It was, quite simply, an experience like no other. A four hour visit touring Auschwitz-Birkenau for thirty two students and four teachers from St. Paul’s High School was an experience that we will carry with us for the rest of our lives.
Never will we forget exactly how we felt and what we thought as we learned about the horrors and gruesome acts of violence that went on at both Auschwitz and Birkenau. However, what we took away from our experience at the camps and what we learned about this abominable act of evil is much more important in helping us understand the injustices that are taking place in the world today and what we can do as individuals to overcome this evil that exists right now.

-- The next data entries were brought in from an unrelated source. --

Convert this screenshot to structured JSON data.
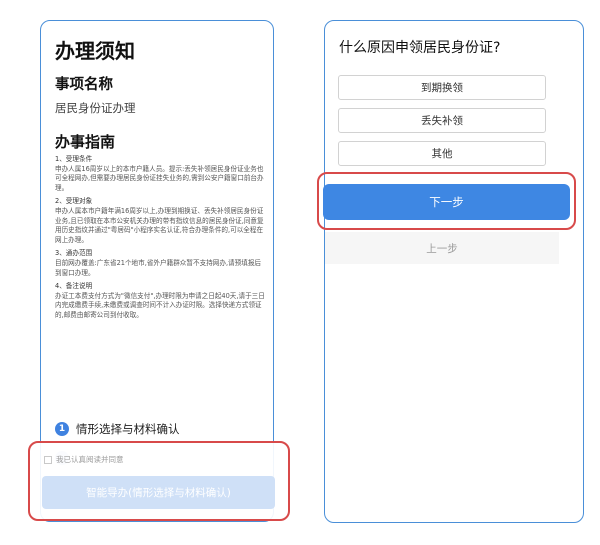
{
  "left_panel": {
    "title": "办理须知",
    "item_name_label": "事项名称",
    "item_name_value": "居民身份证办理",
    "guide_heading": "办事指南",
    "guide_sections": [
      {
        "title": "1、受理条件",
        "text": "申办人属16周岁以上的本市户籍人员。提示:丢失补领居民身份证业务也可全程网办,但需要办理居民身份证挂失业务的,需到公安户籍窗口前台办理。"
      },
      {
        "title": "2、受理对象",
        "text": "申办人属本市户籍年满16周岁以上,办理到期换证、丢失补领居民身份证业务,且已领取在本市公安机关办理的带有指纹信息的居民身份证,同意复用历史指纹并通过\"粤居码\"小程序实名认证,符合办理条件的,可以全程在网上办理。"
      },
      {
        "title": "3、通办范围",
        "text": "目前网办覆盖:广东省21个地市,省外户籍群众暂不支持网办,请预填报后到窗口办理。"
      },
      {
        "title": "4、备注说明",
        "text": "办证工本费支付方式为\"微信支付\",办理时限为申请之日起40天,请于三日内完成缴费手续,未缴费或调查时间不计入办证时限。选择快递方式领证的,邮费由邮寄公司到付收取。"
      }
    ],
    "step1_number": "1",
    "step1_label": "情形选择与材料确认",
    "agree_text": "我已认真阅读并同意",
    "smart_button": "智能导办(情形选择与材料确认)"
  },
  "right_panel": {
    "question": "什么原因申领居民身份证?",
    "options": [
      "到期换领",
      "丢失补领",
      "其他"
    ],
    "next_button": "下一步",
    "prev_button": "上一步"
  },
  "colors": {
    "panel_border": "#4a8fd8",
    "highlight_red": "#d84a4a",
    "primary_blue": "#3e87e3",
    "disabled_blue": "#cfe0f7"
  }
}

When we arrived at Auschwitz-Birkenau in the early afternoon, it was incomprehensible and somewhat eerie how the camps silently gave off evil vibes. As we toured around the entirety of the camps, a sense of enlightenment and awareness came over us all.
What had happened at these two particular camps, the insensible acts of evil, became much more real when walking on to the exact location where thousands upon thousands of innocent lives were lost. With each step and each terrifying fact spewed out from our tour guide about Nazi torture tactics or death counts, the tour grew more and more emotional as the afternoon wore on.
One of the most impactful moments of the tour and the height of our emotional visit came when we actually entered a gas chamber, still completely intact, which was used by the Nazis to either burn the bodies of the dead or exterminate Jewish populations in large amounts.
Our visit ended with a small vigil in the back end of the Birkenau camp where Father Boutilier led us in a few prayers along with a few other students. These prayers allowed us time to reflect back on our day which allowed us to start to fully absorb what we had experienced and learned in the last few hours. This experience was nothing less than extraordinary yet a strong reminder that evil has no place in the world today.
Photos courtesy of St.Paul’s High School, Winnipeg.